Top of DATA RECORDS

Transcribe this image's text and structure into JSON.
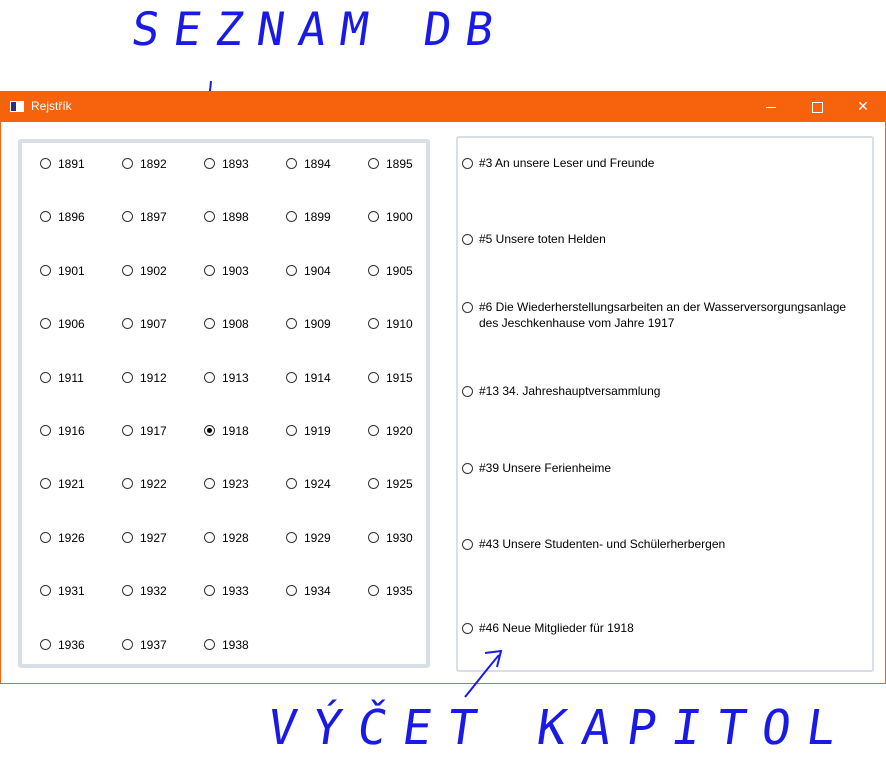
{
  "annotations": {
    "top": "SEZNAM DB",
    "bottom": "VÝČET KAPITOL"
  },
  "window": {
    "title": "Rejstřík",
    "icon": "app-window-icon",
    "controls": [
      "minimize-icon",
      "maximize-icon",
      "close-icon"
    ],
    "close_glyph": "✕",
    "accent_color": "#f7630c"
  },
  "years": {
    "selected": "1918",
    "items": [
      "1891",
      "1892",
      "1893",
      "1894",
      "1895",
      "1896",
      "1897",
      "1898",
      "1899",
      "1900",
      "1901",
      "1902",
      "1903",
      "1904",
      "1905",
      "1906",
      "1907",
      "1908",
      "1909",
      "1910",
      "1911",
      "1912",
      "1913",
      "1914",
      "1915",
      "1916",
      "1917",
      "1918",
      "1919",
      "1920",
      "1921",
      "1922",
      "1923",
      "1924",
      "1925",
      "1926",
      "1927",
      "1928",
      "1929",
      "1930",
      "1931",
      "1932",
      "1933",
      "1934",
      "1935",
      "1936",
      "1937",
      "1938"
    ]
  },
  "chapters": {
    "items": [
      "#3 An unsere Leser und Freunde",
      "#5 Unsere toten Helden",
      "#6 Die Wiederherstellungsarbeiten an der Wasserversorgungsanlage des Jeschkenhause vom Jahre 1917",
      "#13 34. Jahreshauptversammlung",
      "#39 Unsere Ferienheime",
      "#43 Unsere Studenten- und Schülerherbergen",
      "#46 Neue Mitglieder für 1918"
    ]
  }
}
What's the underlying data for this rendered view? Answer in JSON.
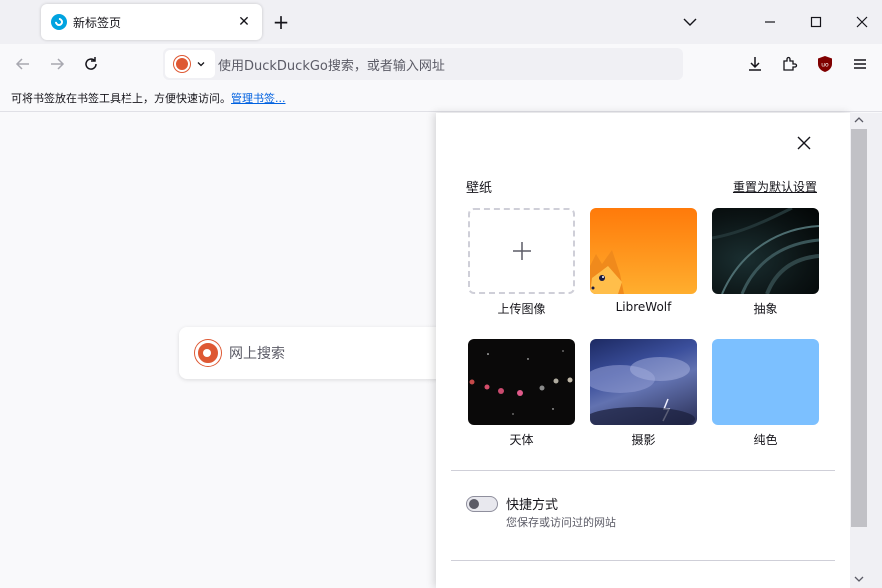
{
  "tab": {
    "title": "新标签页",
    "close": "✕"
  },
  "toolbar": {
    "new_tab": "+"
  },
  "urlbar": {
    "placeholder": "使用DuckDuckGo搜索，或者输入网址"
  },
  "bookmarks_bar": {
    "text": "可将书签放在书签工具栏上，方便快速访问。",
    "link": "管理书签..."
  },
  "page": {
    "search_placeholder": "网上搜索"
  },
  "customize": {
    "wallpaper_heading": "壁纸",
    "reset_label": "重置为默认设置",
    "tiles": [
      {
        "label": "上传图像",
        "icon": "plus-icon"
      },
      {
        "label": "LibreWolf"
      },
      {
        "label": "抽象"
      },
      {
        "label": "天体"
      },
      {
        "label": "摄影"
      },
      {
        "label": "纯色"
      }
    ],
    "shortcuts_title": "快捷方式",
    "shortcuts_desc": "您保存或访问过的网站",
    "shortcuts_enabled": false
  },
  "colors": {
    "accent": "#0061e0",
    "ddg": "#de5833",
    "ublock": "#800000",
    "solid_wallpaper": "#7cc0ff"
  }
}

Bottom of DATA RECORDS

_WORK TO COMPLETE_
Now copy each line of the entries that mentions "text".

_TASK OUTPUT_
Transcribe this image's text and structure into JSON.
    "text": "可将书签放在书签工具栏上，方便快速访问。",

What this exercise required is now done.